But she knew. Sometimes her work felt clumsy and forced. Other days, like now, it felt natural and fluid. She was in a light trance herself. She was in the “zone.”

“Rosie, you have the power to turn that wall into a deep rich blue curtain like you might see on a stage. And behind that curtain somebody important is waiting for you. I don’t know who, but it’s someone with great wisdom, someone you trust implicitly. You’re pulling back the curtain and that person is waiting for you. Maybe they’re stepping forward to hug you.”

She waited and watched.

“Are you with that person?”

Rosie lifted her right index finger: the signal they’d agreed upon for “yes.”

“Now, it’s my belief that this person has something to share with you. They might be able to tell you why you’re finding it hard to give up smoking, or give you the resources or strength you need to break this habit. I’m going to be quiet now while you listen to what they have to say.”

A cloud moved across the sun again, and the room filled with warmth. Ellen could feel her own chest rising and falling in perfect rhythm with Rosie’s. Rosie’s face remained impassive, but she was chewing at her lip.

After a few seconds Ellen spoke again.

“Rosie,” she said. “I’m wondering if you would like to share with me what you’ve learned. It’s entirely up to you.”

For a moment Rosie said nothing and then she spoke. Her voice was a husky, slow monotone.

“I don’t want to marry him,” she said. “That’s why I don’t want to give up smoking, because I don’t want to be married.”

Ellen’s eyebrows shot up, and her eyes went to the cluster of shimmering diamonds on Rosie’s finger.

“I don’t really like him all that much,” said Rosie.

“So, this is my son, Jack!”

Patrick stood in Ellen’s hallway with his hands resting on his son’s skinny shoulders.

“Well, hi, Jack! How are you?” Ellen sounded exactly as she’d been afraid she would: like a librarian at story hour.

“Good, thanks.” The boy glanced briefly up at Ellen and then looked away again. He had his father’s slightly almond-shaped pale green eyes. His thick blond hair was long and messy, cut over his ears like a 1960s rock star.

“Good! Well, so … great! I’m hoping you like sausage sandwiches.” To her joyous relief, Ellen had discovered some sausages in the freezer before they’d arrived.

Jack didn’t appear to have heard her. He had his chin down and was tugging at the front of his T-shirt as if he was checking the fabric for strength.

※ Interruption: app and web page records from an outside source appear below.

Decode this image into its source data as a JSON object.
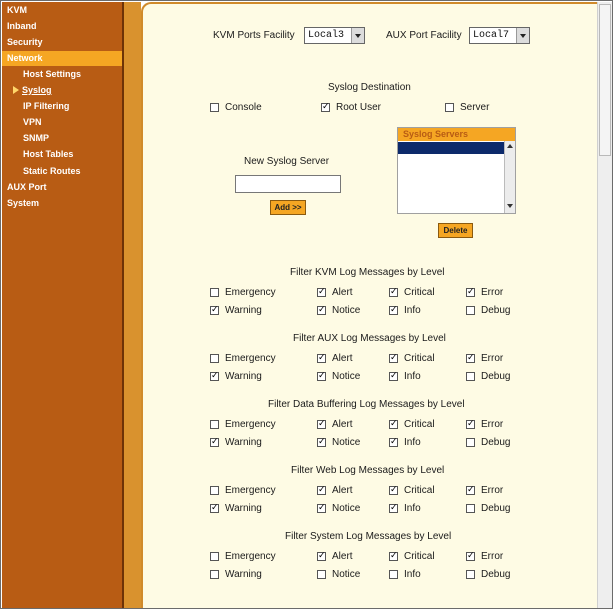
{
  "sidebar": {
    "items": [
      {
        "label": "KVM"
      },
      {
        "label": "Inband"
      },
      {
        "label": "Security"
      },
      {
        "label": "Network"
      },
      {
        "label": "Host Settings"
      },
      {
        "label": "Syslog"
      },
      {
        "label": "IP Filtering"
      },
      {
        "label": "VPN"
      },
      {
        "label": "SNMP"
      },
      {
        "label": "Host Tables"
      },
      {
        "label": "Static Routes"
      },
      {
        "label": "AUX Port"
      },
      {
        "label": "System"
      }
    ]
  },
  "facility": {
    "kvm_label": "KVM Ports Facility",
    "kvm_value": "Local3",
    "aux_label": "AUX Port Facility",
    "aux_value": "Local7"
  },
  "destination": {
    "title": "Syslog Destination",
    "options": [
      {
        "label": "Console",
        "checked": false
      },
      {
        "label": "Root User",
        "checked": true
      },
      {
        "label": "Server",
        "checked": false
      }
    ]
  },
  "new_server": {
    "label": "New Syslog Server",
    "value": "",
    "add_button": "Add >>"
  },
  "servers": {
    "title": "Syslog Servers",
    "delete_button": "Delete"
  },
  "filters": [
    {
      "title": "Filter KVM Log Messages by Level",
      "levels": [
        {
          "label": "Emergency",
          "checked": false
        },
        {
          "label": "Alert",
          "checked": true
        },
        {
          "label": "Critical",
          "checked": true
        },
        {
          "label": "Error",
          "checked": true
        },
        {
          "label": "Warning",
          "checked": true
        },
        {
          "label": "Notice",
          "checked": true
        },
        {
          "label": "Info",
          "checked": true
        },
        {
          "label": "Debug",
          "checked": false
        }
      ]
    },
    {
      "title": "Filter AUX Log Messages by Level",
      "levels": [
        {
          "label": "Emergency",
          "checked": false
        },
        {
          "label": "Alert",
          "checked": true
        },
        {
          "label": "Critical",
          "checked": true
        },
        {
          "label": "Error",
          "checked": true
        },
        {
          "label": "Warning",
          "checked": true
        },
        {
          "label": "Notice",
          "checked": true
        },
        {
          "label": "Info",
          "checked": true
        },
        {
          "label": "Debug",
          "checked": false
        }
      ]
    },
    {
      "title": "Filter Data Buffering Log Messages by Level",
      "levels": [
        {
          "label": "Emergency",
          "checked": false
        },
        {
          "label": "Alert",
          "checked": true
        },
        {
          "label": "Critical",
          "checked": true
        },
        {
          "label": "Error",
          "checked": true
        },
        {
          "label": "Warning",
          "checked": true
        },
        {
          "label": "Notice",
          "checked": true
        },
        {
          "label": "Info",
          "checked": true
        },
        {
          "label": "Debug",
          "checked": false
        }
      ]
    },
    {
      "title": "Filter Web Log Messages by Level",
      "levels": [
        {
          "label": "Emergency",
          "checked": false
        },
        {
          "label": "Alert",
          "checked": true
        },
        {
          "label": "Critical",
          "checked": true
        },
        {
          "label": "Error",
          "checked": true
        },
        {
          "label": "Warning",
          "checked": true
        },
        {
          "label": "Notice",
          "checked": true
        },
        {
          "label": "Info",
          "checked": true
        },
        {
          "label": "Debug",
          "checked": false
        }
      ]
    },
    {
      "title": "Filter System Log Messages by Level",
      "levels": [
        {
          "label": "Emergency",
          "checked": false
        },
        {
          "label": "Alert",
          "checked": true
        },
        {
          "label": "Critical",
          "checked": true
        },
        {
          "label": "Error",
          "checked": true
        },
        {
          "label": "Warning",
          "checked": false
        },
        {
          "label": "Notice",
          "checked": false
        },
        {
          "label": "Info",
          "checked": false
        },
        {
          "label": "Debug",
          "checked": false
        }
      ]
    }
  ],
  "colors": {
    "sidebar": "#b85c14",
    "accent": "#f5a623",
    "content_bg": "#fefbe4",
    "selected": "#0d2a6b"
  }
}
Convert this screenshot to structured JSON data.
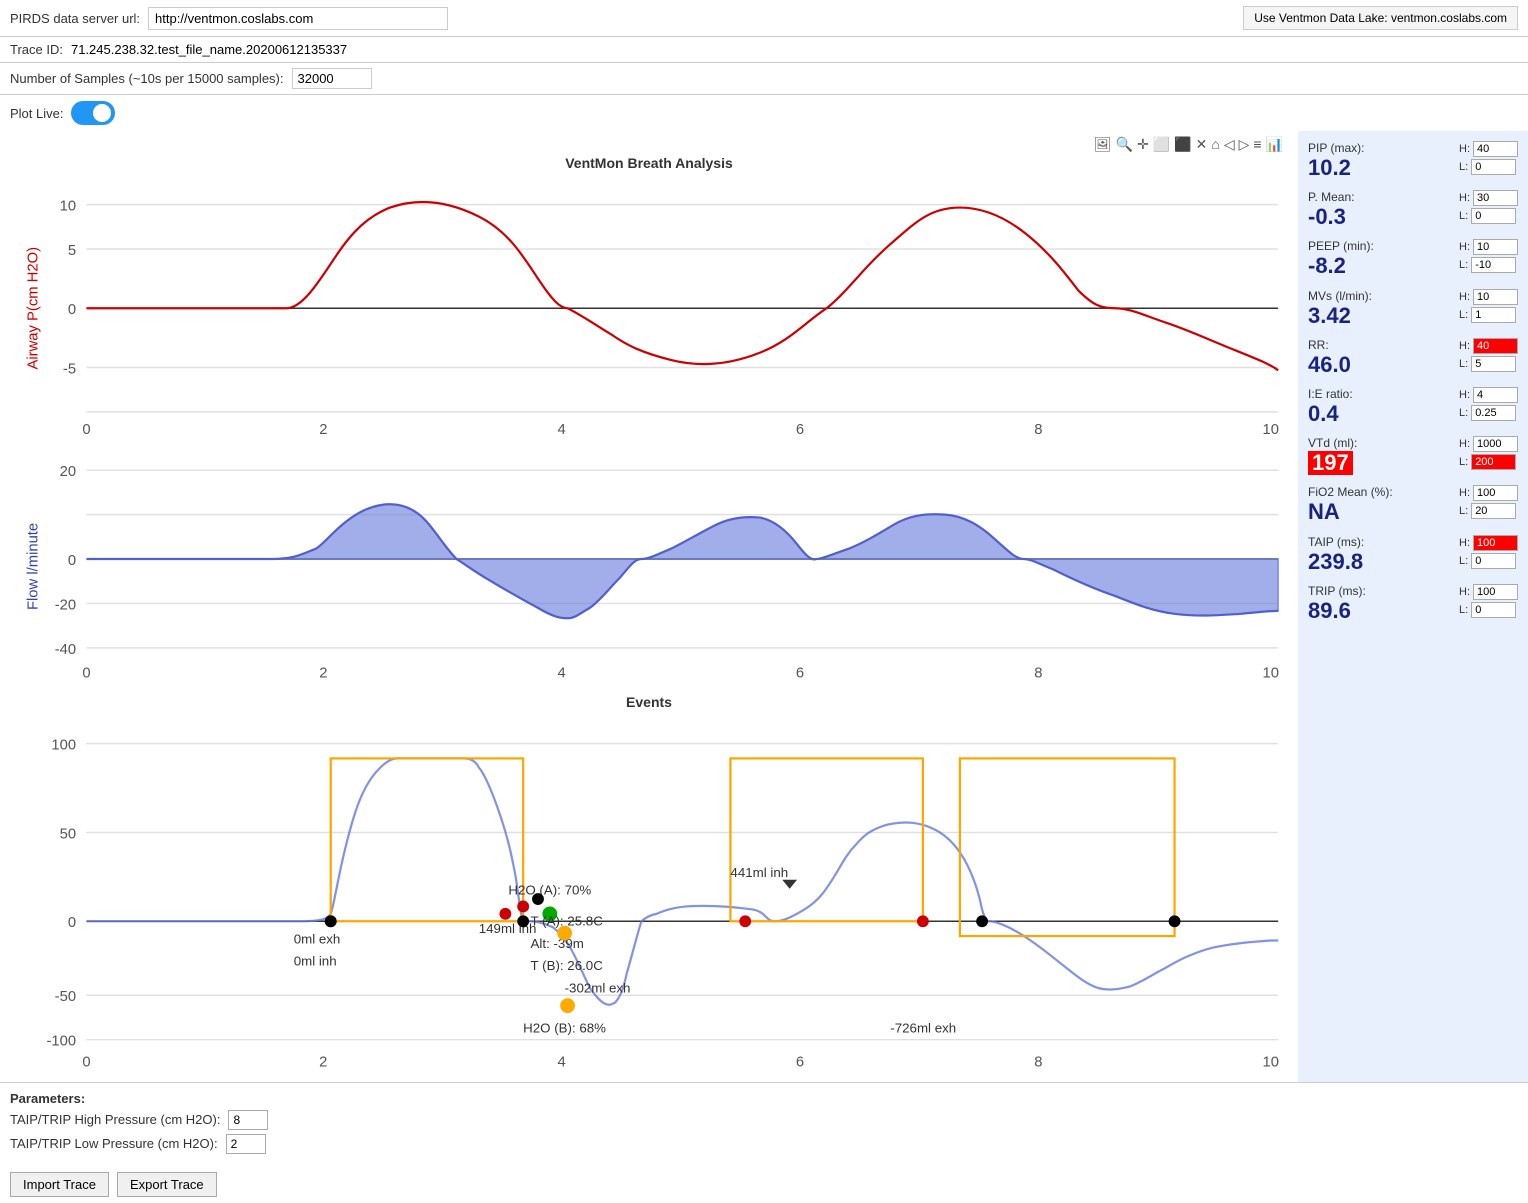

Patrick cleared his throat. “Ellen asked you a question, mate.”

“No she didn’t.”

“Yes, she did. She asked if you liked sausages. You love sausages, don’t you!”

Jack shrugged his shoulders away from his father’s hands. “I don’t love sausages, actually, Dad. Also, she didn’t ask if I liked sausages. She said, I’m hoping you like sausage sandwiches. That’s not a question. It’s like a sentence. See? She said, I’m hoping you like sausage.”

“OK, well…” began Ellen.

“I love pizza. You said I could order a pizza tonight.”

“I said maybe we’d order a pizza tonight, but if Ellen has made sausage sandwiches for you, then that’s what you’re having.” Patrick gave Jack a stern, paternal and somewhat panicky look.

“I haven’t actually made them yet,” Ellen hastened to say. “You can have pizza, Jack, if that’s what you prefer, of course you can.”

“Yeah. Thanks, that’s what I’d prefer.” Jack sighed gustily, as if someone was finally talking sense. “So, can I watch my DVD now?”

“Jack. Please. You don’t need to watch your DVD straightaway. That’s not good manners.”

Ellen saw that Patrick’s cheeks were sucked in as if he was clenching his jaw. He was desperate for Jack to make a good impression on her. Her own nerves vanished.